Mao's Last Dancer 2009

Critics score:
55 / 100

Reviews provided by RottenTomatoes

Roger Moore, Orlando Sentinel: A melodramatic clash of ideologies and a warm, deeply moving third act lift Mao's Last Dancer above politics and into the realm of emotion, art and beauty. Read more

Mike Hale, New York Times: The final image -- a freeze frame of a pas de deux staged to resemble a triumphal Communist poster -- perfectly captures the film's overall effect: it's strenuously brainless. Read more

Eric Hynes, Time Out: The performance sequences feel intimate and exhilarating -- but in the end, Li's journey is compelling only when he's onstage. Read more

Joe Morgenstern, Wall Street Journal: The film celebrates artistic freedom without preaching a sermon, and often flies when Mr. Chi is on screen. When he is on stage, spinning and leaping to the strains of magnificent music, the film soars. Read more

Moira MacDonald, Seattle Times: Mao's Last Dancer is an appealing and, by its end, quite moving film. Read more

Jonathan F. Richards, Bruce Beresford's biopic of Li Cunxin, the Chinese ballet dancer who defected while on a student visa in Houston in 1981, is sometimes the movie equivalent of Oscar Meyer cold cuts. But the dancing is pure caviar. Read more

Tasha Robinson, AV Club: It's artless, obvious, and at times insultingly exaggerated. Read more

Richard Nilsen, Arizona Republic: Hollywood has a long history of turning highbrow art into middlebrow mush, and Mao's Last Dancer is just one more kick dancer in that long line. Read more

Wesley Morris, Boston Globe: The most interesting elements of Li's story -- dance, politics, and the politics of dance -- have been dulled from their source material, though not beyond recognition. Read more
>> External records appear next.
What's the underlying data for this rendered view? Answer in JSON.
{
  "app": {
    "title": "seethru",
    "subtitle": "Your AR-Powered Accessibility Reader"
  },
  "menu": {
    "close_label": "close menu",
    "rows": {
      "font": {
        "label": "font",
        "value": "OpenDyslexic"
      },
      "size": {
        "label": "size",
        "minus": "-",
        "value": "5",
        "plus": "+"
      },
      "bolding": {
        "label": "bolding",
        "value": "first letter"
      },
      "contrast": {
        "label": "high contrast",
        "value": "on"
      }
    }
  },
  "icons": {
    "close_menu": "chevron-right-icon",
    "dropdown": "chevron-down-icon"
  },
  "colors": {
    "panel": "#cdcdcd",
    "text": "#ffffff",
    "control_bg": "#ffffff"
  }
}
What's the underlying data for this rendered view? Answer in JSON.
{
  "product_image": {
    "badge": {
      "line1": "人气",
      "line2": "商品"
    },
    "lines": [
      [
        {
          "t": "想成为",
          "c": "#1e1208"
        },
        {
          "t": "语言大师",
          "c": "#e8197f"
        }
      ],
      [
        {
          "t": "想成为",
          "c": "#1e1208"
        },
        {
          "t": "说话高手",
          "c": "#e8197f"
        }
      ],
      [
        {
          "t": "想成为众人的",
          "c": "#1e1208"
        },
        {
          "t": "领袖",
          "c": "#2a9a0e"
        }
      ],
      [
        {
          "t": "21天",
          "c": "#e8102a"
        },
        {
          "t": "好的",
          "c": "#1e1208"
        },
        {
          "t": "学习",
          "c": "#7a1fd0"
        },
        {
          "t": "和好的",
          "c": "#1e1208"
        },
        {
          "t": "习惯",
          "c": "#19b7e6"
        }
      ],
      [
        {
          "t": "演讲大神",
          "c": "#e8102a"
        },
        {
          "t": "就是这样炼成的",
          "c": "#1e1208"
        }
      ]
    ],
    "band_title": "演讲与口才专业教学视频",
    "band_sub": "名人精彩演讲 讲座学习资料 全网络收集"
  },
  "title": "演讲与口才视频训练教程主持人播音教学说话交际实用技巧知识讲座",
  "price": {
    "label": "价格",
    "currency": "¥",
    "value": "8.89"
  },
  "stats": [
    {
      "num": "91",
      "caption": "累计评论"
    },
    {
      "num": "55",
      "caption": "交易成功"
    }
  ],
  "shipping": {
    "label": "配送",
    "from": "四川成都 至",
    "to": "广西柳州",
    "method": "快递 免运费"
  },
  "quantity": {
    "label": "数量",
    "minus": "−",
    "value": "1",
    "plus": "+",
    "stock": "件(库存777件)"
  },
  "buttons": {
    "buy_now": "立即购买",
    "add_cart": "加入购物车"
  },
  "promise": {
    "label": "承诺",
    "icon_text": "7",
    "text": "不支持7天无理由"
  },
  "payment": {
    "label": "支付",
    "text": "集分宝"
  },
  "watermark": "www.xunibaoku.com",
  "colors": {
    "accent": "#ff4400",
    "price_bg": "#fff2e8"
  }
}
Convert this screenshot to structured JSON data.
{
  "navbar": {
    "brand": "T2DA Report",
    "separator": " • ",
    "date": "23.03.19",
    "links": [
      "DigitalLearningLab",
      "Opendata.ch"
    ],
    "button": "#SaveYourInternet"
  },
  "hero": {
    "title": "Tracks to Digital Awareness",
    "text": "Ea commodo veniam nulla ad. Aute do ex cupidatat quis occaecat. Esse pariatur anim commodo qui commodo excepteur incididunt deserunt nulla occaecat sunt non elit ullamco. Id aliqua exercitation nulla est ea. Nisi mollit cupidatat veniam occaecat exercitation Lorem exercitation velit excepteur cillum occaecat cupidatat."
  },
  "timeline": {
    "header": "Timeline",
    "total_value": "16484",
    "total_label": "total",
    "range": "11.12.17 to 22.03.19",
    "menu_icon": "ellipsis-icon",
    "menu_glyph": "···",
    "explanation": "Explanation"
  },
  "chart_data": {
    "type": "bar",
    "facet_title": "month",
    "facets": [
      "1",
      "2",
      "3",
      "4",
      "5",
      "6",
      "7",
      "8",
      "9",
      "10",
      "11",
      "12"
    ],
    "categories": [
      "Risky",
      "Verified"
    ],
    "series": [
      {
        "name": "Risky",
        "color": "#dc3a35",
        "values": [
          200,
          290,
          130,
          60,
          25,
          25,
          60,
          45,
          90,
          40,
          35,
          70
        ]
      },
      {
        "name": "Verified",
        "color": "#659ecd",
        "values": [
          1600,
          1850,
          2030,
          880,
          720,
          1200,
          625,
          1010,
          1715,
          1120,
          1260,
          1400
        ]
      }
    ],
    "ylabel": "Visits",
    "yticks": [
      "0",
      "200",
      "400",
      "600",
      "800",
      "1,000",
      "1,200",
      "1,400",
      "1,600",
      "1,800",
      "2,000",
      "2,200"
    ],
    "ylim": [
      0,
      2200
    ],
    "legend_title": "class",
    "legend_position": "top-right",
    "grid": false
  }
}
Andrea Gronvall, Chicago Reader: Ballet star Li Cunxin's best-selling autobiography gets a curiously tepid treatment in this 2009 adaptation by director Bruce Beresford. Read more

Michael Phillips, Chicago Tribune: The life at the movie's center speaks to what an artist sometimes gives up for art. If only we experienced that sacrifice, that turmoil, more vividly. Read more

Peter Rainer, Christian Science Monitor: Too often, though, the film plods along on the ground. Read more

Manuel Mendoza, Dallas Morning News: Ballet dancer Chi Cao does a great job of capturing both Li's chops on the stage and his sincerity and culture shock in the face of American opulence. Read more

Tom Long, Detroit News: Lovely and astounding, Mao's Last Dancer is a modern epic of art and ambition triumphing oppression. Read more

Rene Rodriguez, Miami Herald: Read more

Lou Lumenick, New York Post: Recounts the true story of Chinese ballet star Li Cunxin's defection to the US in the schmaltziest TV-movie terms imaginable. Read more

Rex Reed, New York Observer: Mao's Last Dancer is a masterpiece. Read more

Steven Rea, Philadelphia Inquirer: Bruce Beresford, the veteran director of such Oscar fare as Tender Mercies and Driving Miss Daisy, apparently didn't know when to quit, overplaying the already hokey script at every turn. And at every pirouette and plie. Read more

Joe Williams, St. Louis Post-Dispatch: Australian director Bruce Beresford handles the culture-clash aspects of the story with a surprising lack of subtlety. Read more

Rick Groen, Globe and Mail: The themes may soar but everything else -- the dialogue, the performances, the direction, the dancing itself -- is credibly grounded. That makes for a very pleasing contrast. Not many movies bring their uplift down to earth. Read more

Bruce Demara, Toronto Star: Ballet has never looked so darn sumptuous and appealing. Read more

Richard Kuipers, Variety: Read more

Brian Miller, Village Voice: Mao's Last Dancer means well, but it stumbles between genres. Read more

Rebecca J. Ritzel, Washington Post: Many films have portrayed the rigors of ballet training, but none will make viewers wince quite like Mao's Last Dancer. Read more